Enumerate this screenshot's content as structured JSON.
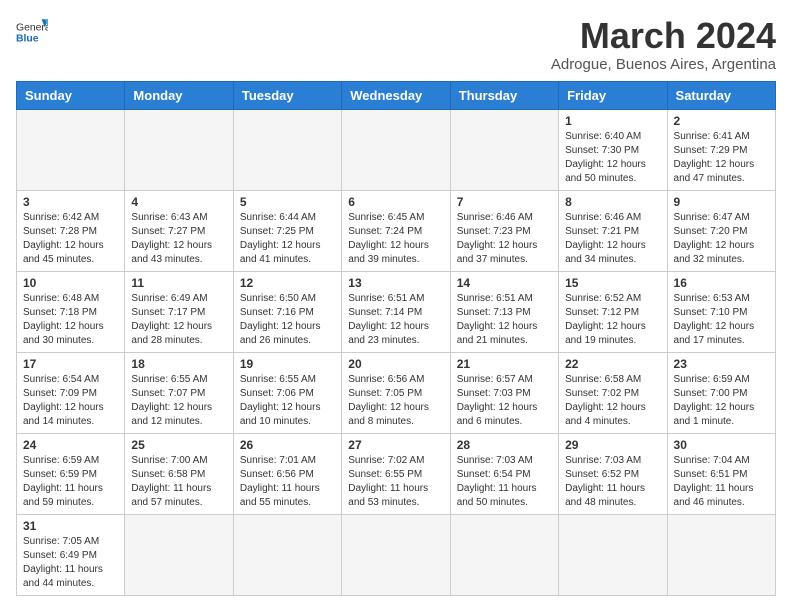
{
  "header": {
    "logo_general": "General",
    "logo_blue": "Blue",
    "title": "March 2024",
    "subtitle": "Adrogue, Buenos Aires, Argentina"
  },
  "weekdays": [
    "Sunday",
    "Monday",
    "Tuesday",
    "Wednesday",
    "Thursday",
    "Friday",
    "Saturday"
  ],
  "weeks": [
    [
      {
        "day": "",
        "info": ""
      },
      {
        "day": "",
        "info": ""
      },
      {
        "day": "",
        "info": ""
      },
      {
        "day": "",
        "info": ""
      },
      {
        "day": "",
        "info": ""
      },
      {
        "day": "1",
        "info": "Sunrise: 6:40 AM\nSunset: 7:30 PM\nDaylight: 12 hours\nand 50 minutes."
      },
      {
        "day": "2",
        "info": "Sunrise: 6:41 AM\nSunset: 7:29 PM\nDaylight: 12 hours\nand 47 minutes."
      }
    ],
    [
      {
        "day": "3",
        "info": "Sunrise: 6:42 AM\nSunset: 7:28 PM\nDaylight: 12 hours\nand 45 minutes."
      },
      {
        "day": "4",
        "info": "Sunrise: 6:43 AM\nSunset: 7:27 PM\nDaylight: 12 hours\nand 43 minutes."
      },
      {
        "day": "5",
        "info": "Sunrise: 6:44 AM\nSunset: 7:25 PM\nDaylight: 12 hours\nand 41 minutes."
      },
      {
        "day": "6",
        "info": "Sunrise: 6:45 AM\nSunset: 7:24 PM\nDaylight: 12 hours\nand 39 minutes."
      },
      {
        "day": "7",
        "info": "Sunrise: 6:46 AM\nSunset: 7:23 PM\nDaylight: 12 hours\nand 37 minutes."
      },
      {
        "day": "8",
        "info": "Sunrise: 6:46 AM\nSunset: 7:21 PM\nDaylight: 12 hours\nand 34 minutes."
      },
      {
        "day": "9",
        "info": "Sunrise: 6:47 AM\nSunset: 7:20 PM\nDaylight: 12 hours\nand 32 minutes."
      }
    ],
    [
      {
        "day": "10",
        "info": "Sunrise: 6:48 AM\nSunset: 7:18 PM\nDaylight: 12 hours\nand 30 minutes."
      },
      {
        "day": "11",
        "info": "Sunrise: 6:49 AM\nSunset: 7:17 PM\nDaylight: 12 hours\nand 28 minutes."
      },
      {
        "day": "12",
        "info": "Sunrise: 6:50 AM\nSunset: 7:16 PM\nDaylight: 12 hours\nand 26 minutes."
      },
      {
        "day": "13",
        "info": "Sunrise: 6:51 AM\nSunset: 7:14 PM\nDaylight: 12 hours\nand 23 minutes."
      },
      {
        "day": "14",
        "info": "Sunrise: 6:51 AM\nSunset: 7:13 PM\nDaylight: 12 hours\nand 21 minutes."
      },
      {
        "day": "15",
        "info": "Sunrise: 6:52 AM\nSunset: 7:12 PM\nDaylight: 12 hours\nand 19 minutes."
      },
      {
        "day": "16",
        "info": "Sunrise: 6:53 AM\nSunset: 7:10 PM\nDaylight: 12 hours\nand 17 minutes."
      }
    ],
    [
      {
        "day": "17",
        "info": "Sunrise: 6:54 AM\nSunset: 7:09 PM\nDaylight: 12 hours\nand 14 minutes."
      },
      {
        "day": "18",
        "info": "Sunrise: 6:55 AM\nSunset: 7:07 PM\nDaylight: 12 hours\nand 12 minutes."
      },
      {
        "day": "19",
        "info": "Sunrise: 6:55 AM\nSunset: 7:06 PM\nDaylight: 12 hours\nand 10 minutes."
      },
      {
        "day": "20",
        "info": "Sunrise: 6:56 AM\nSunset: 7:05 PM\nDaylight: 12 hours\nand 8 minutes."
      },
      {
        "day": "21",
        "info": "Sunrise: 6:57 AM\nSunset: 7:03 PM\nDaylight: 12 hours\nand 6 minutes."
      },
      {
        "day": "22",
        "info": "Sunrise: 6:58 AM\nSunset: 7:02 PM\nDaylight: 12 hours\nand 4 minutes."
      },
      {
        "day": "23",
        "info": "Sunrise: 6:59 AM\nSunset: 7:00 PM\nDaylight: 12 hours\nand 1 minute."
      }
    ],
    [
      {
        "day": "24",
        "info": "Sunrise: 6:59 AM\nSunset: 6:59 PM\nDaylight: 11 hours\nand 59 minutes."
      },
      {
        "day": "25",
        "info": "Sunrise: 7:00 AM\nSunset: 6:58 PM\nDaylight: 11 hours\nand 57 minutes."
      },
      {
        "day": "26",
        "info": "Sunrise: 7:01 AM\nSunset: 6:56 PM\nDaylight: 11 hours\nand 55 minutes."
      },
      {
        "day": "27",
        "info": "Sunrise: 7:02 AM\nSunset: 6:55 PM\nDaylight: 11 hours\nand 53 minutes."
      },
      {
        "day": "28",
        "info": "Sunrise: 7:03 AM\nSunset: 6:54 PM\nDaylight: 11 hours\nand 50 minutes."
      },
      {
        "day": "29",
        "info": "Sunrise: 7:03 AM\nSunset: 6:52 PM\nDaylight: 11 hours\nand 48 minutes."
      },
      {
        "day": "30",
        "info": "Sunrise: 7:04 AM\nSunset: 6:51 PM\nDaylight: 11 hours\nand 46 minutes."
      }
    ],
    [
      {
        "day": "31",
        "info": "Sunrise: 7:05 AM\nSunset: 6:49 PM\nDaylight: 11 hours\nand 44 minutes."
      },
      {
        "day": "",
        "info": ""
      },
      {
        "day": "",
        "info": ""
      },
      {
        "day": "",
        "info": ""
      },
      {
        "day": "",
        "info": ""
      },
      {
        "day": "",
        "info": ""
      },
      {
        "day": "",
        "info": ""
      }
    ]
  ]
}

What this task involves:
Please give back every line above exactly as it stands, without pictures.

Written solution:
Enumerate this screenshot's content as structured JSON.
{
  "header": {
    "logo_general": "General",
    "logo_blue": "Blue",
    "title": "March 2024",
    "subtitle": "Adrogue, Buenos Aires, Argentina"
  },
  "weekdays": [
    "Sunday",
    "Monday",
    "Tuesday",
    "Wednesday",
    "Thursday",
    "Friday",
    "Saturday"
  ],
  "weeks": [
    [
      {
        "day": "",
        "info": ""
      },
      {
        "day": "",
        "info": ""
      },
      {
        "day": "",
        "info": ""
      },
      {
        "day": "",
        "info": ""
      },
      {
        "day": "",
        "info": ""
      },
      {
        "day": "1",
        "info": "Sunrise: 6:40 AM\nSunset: 7:30 PM\nDaylight: 12 hours\nand 50 minutes."
      },
      {
        "day": "2",
        "info": "Sunrise: 6:41 AM\nSunset: 7:29 PM\nDaylight: 12 hours\nand 47 minutes."
      }
    ],
    [
      {
        "day": "3",
        "info": "Sunrise: 6:42 AM\nSunset: 7:28 PM\nDaylight: 12 hours\nand 45 minutes."
      },
      {
        "day": "4",
        "info": "Sunrise: 6:43 AM\nSunset: 7:27 PM\nDaylight: 12 hours\nand 43 minutes."
      },
      {
        "day": "5",
        "info": "Sunrise: 6:44 AM\nSunset: 7:25 PM\nDaylight: 12 hours\nand 41 minutes."
      },
      {
        "day": "6",
        "info": "Sunrise: 6:45 AM\nSunset: 7:24 PM\nDaylight: 12 hours\nand 39 minutes."
      },
      {
        "day": "7",
        "info": "Sunrise: 6:46 AM\nSunset: 7:23 PM\nDaylight: 12 hours\nand 37 minutes."
      },
      {
        "day": "8",
        "info": "Sunrise: 6:46 AM\nSunset: 7:21 PM\nDaylight: 12 hours\nand 34 minutes."
      },
      {
        "day": "9",
        "info": "Sunrise: 6:47 AM\nSunset: 7:20 PM\nDaylight: 12 hours\nand 32 minutes."
      }
    ],
    [
      {
        "day": "10",
        "info": "Sunrise: 6:48 AM\nSunset: 7:18 PM\nDaylight: 12 hours\nand 30 minutes."
      },
      {
        "day": "11",
        "info": "Sunrise: 6:49 AM\nSunset: 7:17 PM\nDaylight: 12 hours\nand 28 minutes."
      },
      {
        "day": "12",
        "info": "Sunrise: 6:50 AM\nSunset: 7:16 PM\nDaylight: 12 hours\nand 26 minutes."
      },
      {
        "day": "13",
        "info": "Sunrise: 6:51 AM\nSunset: 7:14 PM\nDaylight: 12 hours\nand 23 minutes."
      },
      {
        "day": "14",
        "info": "Sunrise: 6:51 AM\nSunset: 7:13 PM\nDaylight: 12 hours\nand 21 minutes."
      },
      {
        "day": "15",
        "info": "Sunrise: 6:52 AM\nSunset: 7:12 PM\nDaylight: 12 hours\nand 19 minutes."
      },
      {
        "day": "16",
        "info": "Sunrise: 6:53 AM\nSunset: 7:10 PM\nDaylight: 12 hours\nand 17 minutes."
      }
    ],
    [
      {
        "day": "17",
        "info": "Sunrise: 6:54 AM\nSunset: 7:09 PM\nDaylight: 12 hours\nand 14 minutes."
      },
      {
        "day": "18",
        "info": "Sunrise: 6:55 AM\nSunset: 7:07 PM\nDaylight: 12 hours\nand 12 minutes."
      },
      {
        "day": "19",
        "info": "Sunrise: 6:55 AM\nSunset: 7:06 PM\nDaylight: 12 hours\nand 10 minutes."
      },
      {
        "day": "20",
        "info": "Sunrise: 6:56 AM\nSunset: 7:05 PM\nDaylight: 12 hours\nand 8 minutes."
      },
      {
        "day": "21",
        "info": "Sunrise: 6:57 AM\nSunset: 7:03 PM\nDaylight: 12 hours\nand 6 minutes."
      },
      {
        "day": "22",
        "info": "Sunrise: 6:58 AM\nSunset: 7:02 PM\nDaylight: 12 hours\nand 4 minutes."
      },
      {
        "day": "23",
        "info": "Sunrise: 6:59 AM\nSunset: 7:00 PM\nDaylight: 12 hours\nand 1 minute."
      }
    ],
    [
      {
        "day": "24",
        "info": "Sunrise: 6:59 AM\nSunset: 6:59 PM\nDaylight: 11 hours\nand 59 minutes."
      },
      {
        "day": "25",
        "info": "Sunrise: 7:00 AM\nSunset: 6:58 PM\nDaylight: 11 hours\nand 57 minutes."
      },
      {
        "day": "26",
        "info": "Sunrise: 7:01 AM\nSunset: 6:56 PM\nDaylight: 11 hours\nand 55 minutes."
      },
      {
        "day": "27",
        "info": "Sunrise: 7:02 AM\nSunset: 6:55 PM\nDaylight: 11 hours\nand 53 minutes."
      },
      {
        "day": "28",
        "info": "Sunrise: 7:03 AM\nSunset: 6:54 PM\nDaylight: 11 hours\nand 50 minutes."
      },
      {
        "day": "29",
        "info": "Sunrise: 7:03 AM\nSunset: 6:52 PM\nDaylight: 11 hours\nand 48 minutes."
      },
      {
        "day": "30",
        "info": "Sunrise: 7:04 AM\nSunset: 6:51 PM\nDaylight: 11 hours\nand 46 minutes."
      }
    ],
    [
      {
        "day": "31",
        "info": "Sunrise: 7:05 AM\nSunset: 6:49 PM\nDaylight: 11 hours\nand 44 minutes."
      },
      {
        "day": "",
        "info": ""
      },
      {
        "day": "",
        "info": ""
      },
      {
        "day": "",
        "info": ""
      },
      {
        "day": "",
        "info": ""
      },
      {
        "day": "",
        "info": ""
      },
      {
        "day": "",
        "info": ""
      }
    ]
  ]
}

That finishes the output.